The needs of the ambulatory surgery center itself need attention too. Is the anesthesia team aligned with the surgery center’s objectives? Is there collaboration between the surgeons and the administrators running the surgery center? Are the right things being measured and reported? Far too often, most anesthesia teams and ambulatory surgery centers are not thinking along these lines today. Today’s ASCs need to become stronger on OR efficiency and revenue cycle issues.

Cultivating a leadership mindset should also be a priority, and this starts with onboarding and identifying clinicians who take an ownership perspective. Today’s ASCs should account for those interested in the business side, which is different from expecting clinical teams to have their MBAs!  But, those providers who understand and embrace the basic concepts of efficiencies and repeatable processes are more apt to drive quality, improve outcomes, and increase patient satisfaction.

Team-Based Care

Team-based anesthesia is a collaborative approach between CRNAs and physicians. If CRNAs are empowered to function at their highest scope, education, and capability, anesthesia teams will realize new successes that benefit the patient, team, and center. It’s a mindset in which egos are left at the door. Regardless of credentials, whether a CRNA or physician, everybody has a significant contribution to elevating the practice. Such a collaboration within the anesthesia team is fostered through trust, engagement, and training so that, for example, we can have CRNAs perform regional anesthesia. A collaborative anesthesia approach marshals the right provider in the proper clinical context to deliver the best quality and efficiency.

There is also essential collaboration outside the anesthesia team, including surgeons and nursing staff. Especially in the close-knit community of an ASC, a united front of providers will help ensure clinical continuity and improved patient experience.

Patients are becoming more informed as healthcare consumers, and they expect a quality experience, whether from a doctor’s office visit, an ambulatory surgery center, or a hospital. If we only start delivering care when they arrive, it drives up anxiety and impacts the overall experience. After the preoperative screening, it’s critical a CRNA or physician calls the day before to say, “Hey, this is so and so, and I’m going to be doing your anesthesia tomorrow. Do you know where the surgery center is? Do you know where to park? Do you know when to stop eating and drinking? This is what we’re planning on doing tomorrow. Do you have any questions?” This customer service mentality should then carry over to the day of the procedure. Greeting the patient with a warm blanket, helping with IV starts, and administering regional anesthesia before the patient enters the OR expedites the process, increases patient comfort, and creates a consistently smooth experience for surgeons. When care teams work together with the patient at the center, the bottom line is that it elevates the patient experience.

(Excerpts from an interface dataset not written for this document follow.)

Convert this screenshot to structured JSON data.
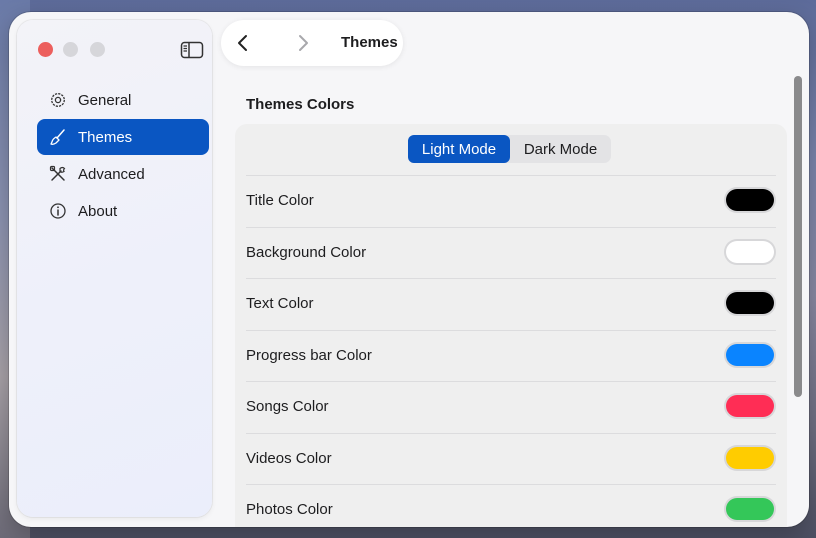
{
  "window": {
    "title": "Themes"
  },
  "sidebar": {
    "items": [
      {
        "label": "General",
        "icon": "gear-icon",
        "active": false
      },
      {
        "label": "Themes",
        "icon": "paintbrush-icon",
        "active": true
      },
      {
        "label": "Advanced",
        "icon": "tools-icon",
        "active": false
      },
      {
        "label": "About",
        "icon": "info-icon",
        "active": false
      }
    ]
  },
  "toolbar": {
    "title": "Themes"
  },
  "content": {
    "section_title": "Themes Colors",
    "segments": [
      "Light Mode",
      "Dark Mode"
    ],
    "selected_segment": "Light Mode",
    "rows": [
      {
        "label": "Title Color",
        "color": "#000000"
      },
      {
        "label": "Background Color",
        "color": "#ffffff"
      },
      {
        "label": "Text Color",
        "color": "#000000"
      },
      {
        "label": "Progress bar Color",
        "color": "#0a84ff"
      },
      {
        "label": "Songs Color",
        "color": "#ff2d55"
      },
      {
        "label": "Videos Color",
        "color": "#ffcc00"
      },
      {
        "label": "Photos Color",
        "color": "#34c759"
      }
    ]
  },
  "colors": {
    "accent": "#0a56c2",
    "close": "#ec5f5d",
    "inactive_light": "#d6d6da"
  }
}
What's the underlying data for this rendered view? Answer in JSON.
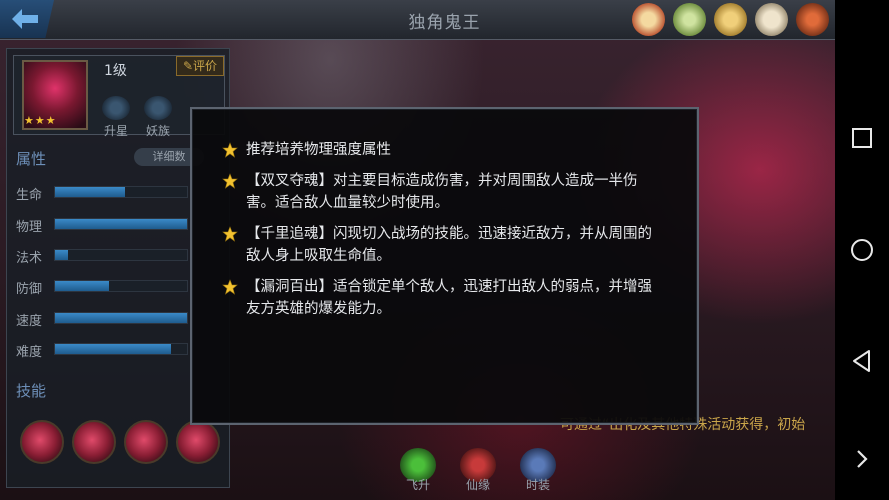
{
  "title": "独角鬼王",
  "hero": {
    "level": "1级",
    "rate_label": "评价",
    "stars": "★★★",
    "star_up_label": "升星",
    "race_label": "妖族"
  },
  "attributes": {
    "heading": "属性",
    "detail_label": "详细数",
    "stats": [
      {
        "label": "生命",
        "value": 0.53
      },
      {
        "label": "物理",
        "value": 1.0
      },
      {
        "label": "法术",
        "value": 0.1
      },
      {
        "label": "防御",
        "value": 0.41
      },
      {
        "label": "速度",
        "value": 1.0
      },
      {
        "label": "难度",
        "value": 0.88
      }
    ]
  },
  "skills": {
    "heading": "技能",
    "icons": [
      "skill-1-icon",
      "skill-2-icon",
      "skill-3-icon",
      "skill-4-icon"
    ]
  },
  "bottom_tabs": [
    "飞升",
    "仙缘",
    "时装"
  ],
  "hint": "可通过“出化及其他特殊活动获得，初始",
  "dialog": {
    "tips": [
      "推荐培养物理强度属性",
      "【双叉夺魂】对主要目标造成伤害，并对周围敌人造成一半伤害。适合敌人血量较少时使用。",
      "【千里追魂】闪现切入战场的技能。迅速接近敌方，并从周围的敌人身上吸取生命值。",
      "【漏洞百出】适合锁定单个敌人，迅速打出敌人的弱点，并增强友方英雄的爆发能力。"
    ]
  },
  "colors": {
    "accent_blue": "#3a8ac8",
    "star_gold": "#f2c230",
    "hint_gold": "#c9a54a"
  },
  "navbar": [
    "square-recent-icon",
    "circle-home-icon",
    "triangle-back-icon",
    "chevron-right-icon"
  ]
}
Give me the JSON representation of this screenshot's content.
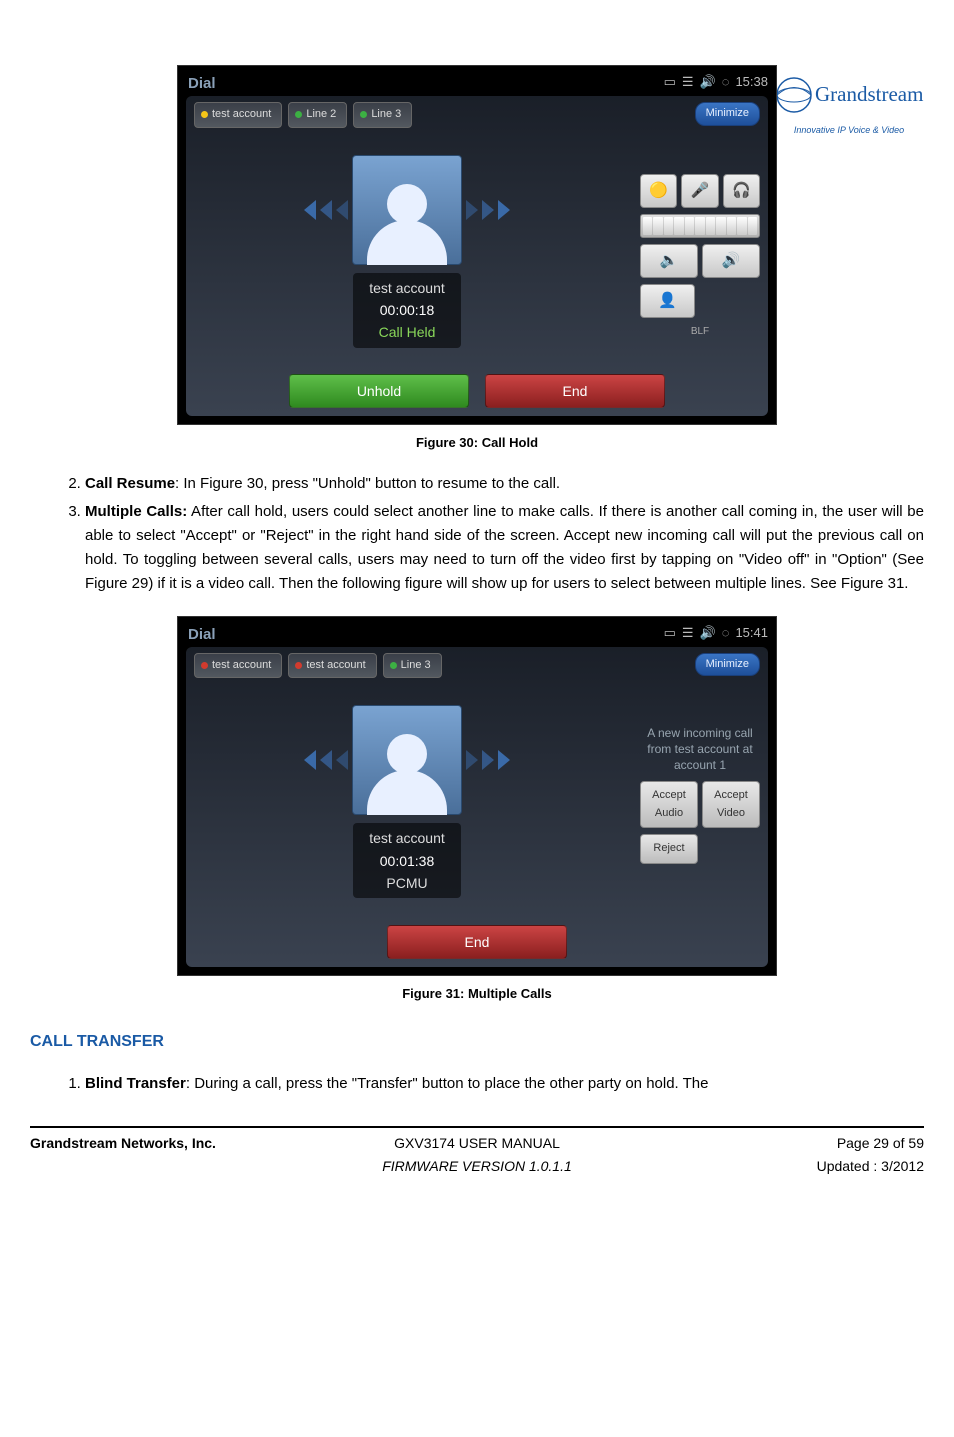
{
  "logo": {
    "brand": "Grandstream",
    "tag": "Innovative IP Voice & Video"
  },
  "fig30": {
    "caption": "Figure 30: Call Hold",
    "window_title": "Dial",
    "clock": "15:38",
    "minimize": "Minimize",
    "tabs": [
      {
        "label": "test account",
        "color": "yellow"
      },
      {
        "label": "Line 2",
        "color": "green"
      },
      {
        "label": "Line 3",
        "color": "green"
      }
    ],
    "call": {
      "name": "test account",
      "time": "00:00:18",
      "status": "Call Held"
    },
    "side_label": "BLF",
    "buttons": {
      "unhold": "Unhold",
      "end": "End"
    }
  },
  "fig31": {
    "caption": "Figure 31: Multiple Calls",
    "window_title": "Dial",
    "clock": "15:41",
    "minimize": "Minimize",
    "tabs": [
      {
        "label": "test account",
        "color": "red"
      },
      {
        "label": "test account",
        "color": "red"
      },
      {
        "label": "Line 3",
        "color": "green"
      }
    ],
    "call": {
      "name": "test account",
      "time": "00:01:38",
      "status": "PCMU"
    },
    "side_info": "A new incoming call from test account at account 1",
    "side_buttons": {
      "accept_audio": "Accept Audio",
      "accept_video": "Accept Video",
      "reject": "Reject"
    },
    "buttons": {
      "end": "End"
    }
  },
  "text": {
    "item2_label": "Call Resume",
    "item2_body": ": In Figure 30, press \"Unhold\" button to resume to the call.",
    "item3_label": "Multiple Calls:",
    "item3_body": " After call hold, users could select another line to make calls. If there is another call coming in, the user will be able to select \"Accept\" or \"Reject\" in the right hand side of the screen. Accept new incoming call will put the previous call on hold. To toggling between several calls, users may need to turn off the video first by tapping on \"Video off\" in \"Option\" (See Figure 29) if it is a video call. Then the following figure will show up for users to select between multiple lines. See Figure 31.",
    "section_heading": "CALL TRANSFER",
    "transfer_item1_label": "Blind Transfer",
    "transfer_item1_body": ": During a call, press the \"Transfer\" button to place the other party on hold. The"
  },
  "footer": {
    "company": "Grandstream Networks, Inc.",
    "manual": "GXV3174 USER MANUAL",
    "firmware": "FIRMWARE VERSION 1.0.1.1",
    "page": "Page 29 of 59",
    "updated": "Updated : 3/2012"
  }
}
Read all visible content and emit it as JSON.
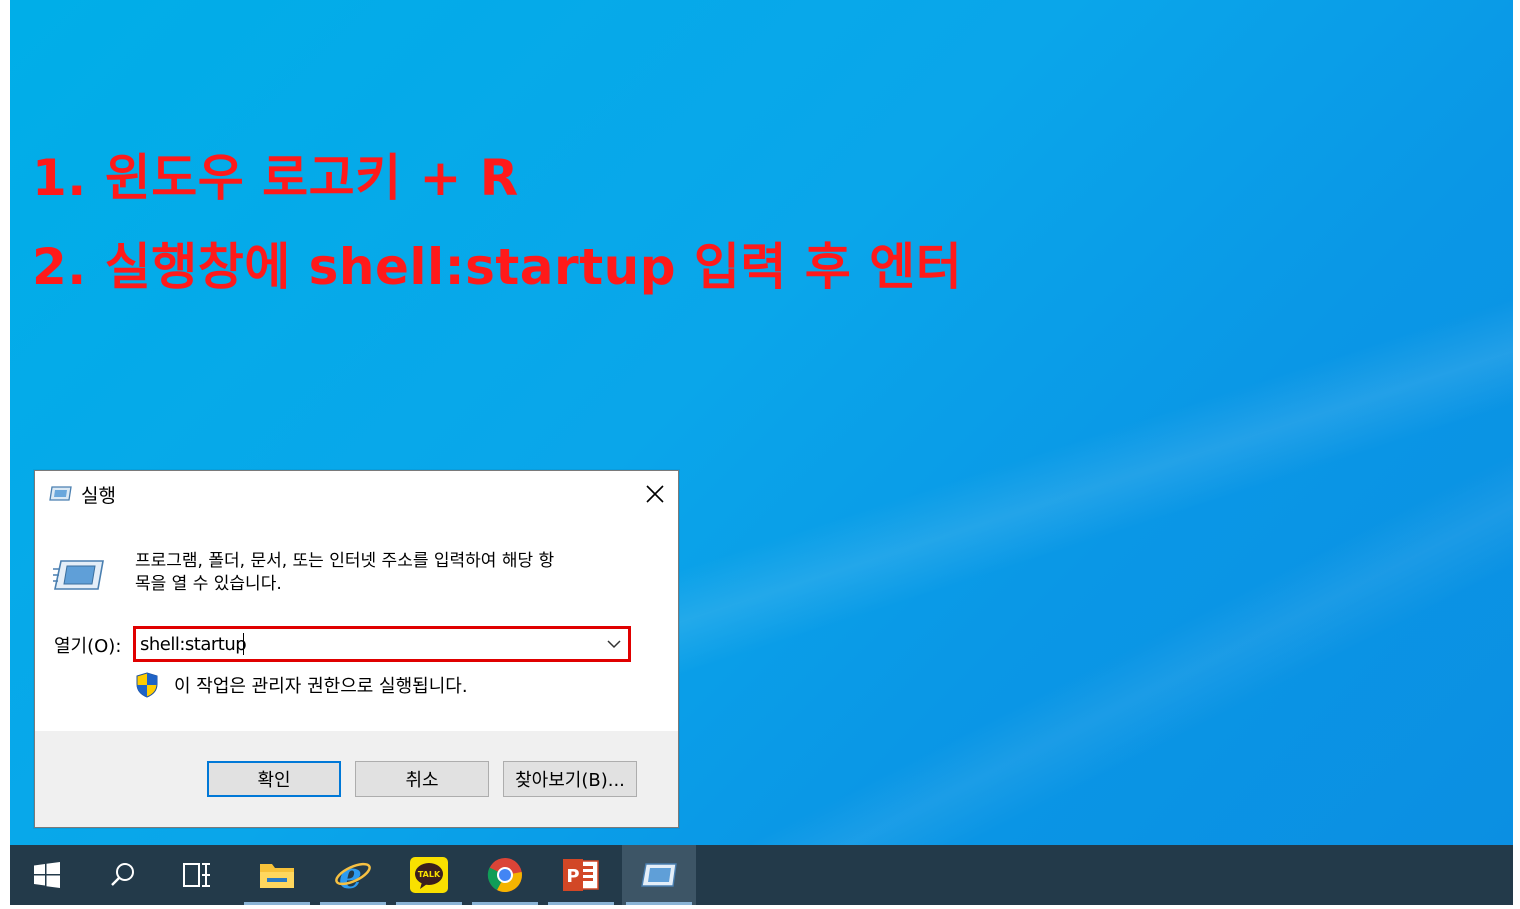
{
  "instructions": {
    "step1": "1. 윈도우 로고키 + R",
    "step2": "2. 실행창에 shell:startup 입력 후 엔터"
  },
  "dialog": {
    "title": "실행",
    "description_line1": "프로그램, 폴더, 문서, 또는 인터넷 주소를 입력하여 해당 항",
    "description_line2": "목을 열 수 있습니다.",
    "open_label": "열기(O):",
    "open_value": "shell:startup",
    "admin_note": "이 작업은 관리자 권한으로 실행됩니다.",
    "ok_label": "확인",
    "cancel_label": "취소",
    "browse_label": "찾아보기(B)...",
    "highlight_color": "#e00000"
  },
  "taskbar": {
    "items": [
      {
        "name": "start",
        "icon": "windows-logo-icon"
      },
      {
        "name": "search",
        "icon": "search-icon"
      },
      {
        "name": "task-view",
        "icon": "task-view-icon"
      },
      {
        "name": "file-explorer",
        "icon": "folder-icon"
      },
      {
        "name": "internet-explorer",
        "icon": "ie-icon"
      },
      {
        "name": "kakaotalk",
        "icon": "kakaotalk-icon",
        "badge": "TALK"
      },
      {
        "name": "chrome",
        "icon": "chrome-icon"
      },
      {
        "name": "powerpoint",
        "icon": "powerpoint-icon",
        "badge": "P"
      },
      {
        "name": "run",
        "icon": "run-icon",
        "active": true
      }
    ]
  }
}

A better work culture, built on mutual respect, is created when CRNAs and physicians team up to complement one another’s skill sets. A more engaged team benefits everyone involved, the patient, the ASC, and the care team itself. A collaborative environment and common goals create career satisfaction and better alignment between physicians and CRNAs. Such a model also helps attract the best talent.

Based on a recent webinar, we created this blog to help ASCs identify new approaches to the opportunities and challenges ahead. For a more detailed account of how Ambulatory Surgery Centers can meet growing demand, don’t miss our complimentary webinar, led by several of our leaders at Sound Physicians. “Anesthesia: An Opportunity to Deliver Positive Experiences in Your ASC.”

To speak to someone regarding Sound Physicians’ Anesthesia program, you can reach out to Phil Eichenholz, CEO, Anesthesia Services (, or Andi Damron, Chief Nurse Anesthesia officer. (